Put safety first this season by paying attention to the road—and your suitability for driving on it.
There’s nothing like the holiday season to create the perfect storm of harried planning and jolly drinking. But both ends of the spectrum often equal the same thing: distracted and/or impaired driving. Here are some rules of the road for safe, sensible motoring.
Distracted driving is driving while participating in another activity—any other activity—that takes your attention off the road. It causes an average of 40 crashes a day in Colorado.
Colorado has no restrictions on talking on a cellphone while driving unless the driver is under 18 years old, in which case cellphone use is prohibited, even with a wireless or hands-free device. However, it’s illegal for all Colorado drivers to text and drive, though law enforcement can only cite drivers if they’re driving in a “careless or imprudent” manner. A texting ticket will cost you $300 and four points on your license (or $1,000, plus 10 days to one year in jail if there is bodily injury or death involved).
Both iPhone and Android users can find built-in phone features that will block notifications, texts and calls while you are driving. They turn themselves on when they sense the car is in motion, then turn off again when you’re in park. Look for the Do Not Disturb While Driving feature on your cellphone.
If you prefer a standalone app, the Colorado Department of Transportation’s website (www.CDOT.gov) recommends AT&T DriveMode, Life Saver, True Motion Family, SafeRide, and Driving Detective.

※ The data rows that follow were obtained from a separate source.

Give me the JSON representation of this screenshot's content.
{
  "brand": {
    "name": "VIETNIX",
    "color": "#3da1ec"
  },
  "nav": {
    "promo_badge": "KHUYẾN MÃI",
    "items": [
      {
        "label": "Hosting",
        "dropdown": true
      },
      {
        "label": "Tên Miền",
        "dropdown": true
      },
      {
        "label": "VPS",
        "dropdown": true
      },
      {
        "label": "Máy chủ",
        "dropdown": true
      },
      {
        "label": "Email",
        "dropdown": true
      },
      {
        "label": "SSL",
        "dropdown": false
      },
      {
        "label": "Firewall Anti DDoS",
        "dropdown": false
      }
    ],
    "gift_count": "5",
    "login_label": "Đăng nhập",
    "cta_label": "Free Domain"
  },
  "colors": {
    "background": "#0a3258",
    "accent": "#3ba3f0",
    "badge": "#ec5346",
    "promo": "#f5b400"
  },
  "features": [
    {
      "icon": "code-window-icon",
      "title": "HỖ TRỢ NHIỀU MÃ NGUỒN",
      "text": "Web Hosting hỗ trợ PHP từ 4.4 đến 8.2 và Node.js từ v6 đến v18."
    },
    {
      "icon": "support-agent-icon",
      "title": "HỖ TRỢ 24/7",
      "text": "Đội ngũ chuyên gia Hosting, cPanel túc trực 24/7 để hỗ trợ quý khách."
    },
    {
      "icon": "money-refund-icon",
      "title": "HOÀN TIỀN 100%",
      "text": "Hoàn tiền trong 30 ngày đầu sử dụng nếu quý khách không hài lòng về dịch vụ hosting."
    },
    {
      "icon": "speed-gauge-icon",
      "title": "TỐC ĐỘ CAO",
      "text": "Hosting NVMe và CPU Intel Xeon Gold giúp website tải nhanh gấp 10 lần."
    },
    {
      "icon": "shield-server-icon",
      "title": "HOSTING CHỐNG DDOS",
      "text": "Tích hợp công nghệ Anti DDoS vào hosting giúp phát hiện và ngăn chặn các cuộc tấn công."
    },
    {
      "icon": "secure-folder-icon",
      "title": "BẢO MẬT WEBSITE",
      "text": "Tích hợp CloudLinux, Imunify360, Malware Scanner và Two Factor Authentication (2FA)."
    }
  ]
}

Driving Under the Influence
All 50 states set the blood alcohol concentration (BAC) legal limit at .08 percent (.04 percent for commercial drivers). Everyone metabolizes alcohol differently, so a 100-lb. female may be at the legal limit with one to two drinks, whereas a 240-lb. male may be able to stretch that to three to four drinks.
While there are apps that help you evaluate whether you’ve had one too many, they may be of little use after consumption has begun. The most practical are those that help you track the number of drinks you’ve had over a period of time, taking into consideration your weight and sex. However, your best bet is to download the Lyft or Uber app and let someone else take driving out of your control.
One tool, the BACtrack Mobil Smartphone Breathalyzer, can help you determine if you’ve had too many to get behind the wheel. The device pairs with an app on your mobile phone and uses the same technology as hospitals and law enforcement to determine your BAC. It retails at about $99, which is considerably cheaper than a DUI.
If you’re a marijuana user (recreational or medicinal), 5 nanograms of delta-9 tetrahydrocannabinol (THC) per milliliter of blood can earn you a DUI. Since there is no current means for roadside testing, officers base arrests on observed impairment.
For more information on drugged driving, check www.cdot.gov/safety/alcohol-and-impaired-driving/druggeddriving.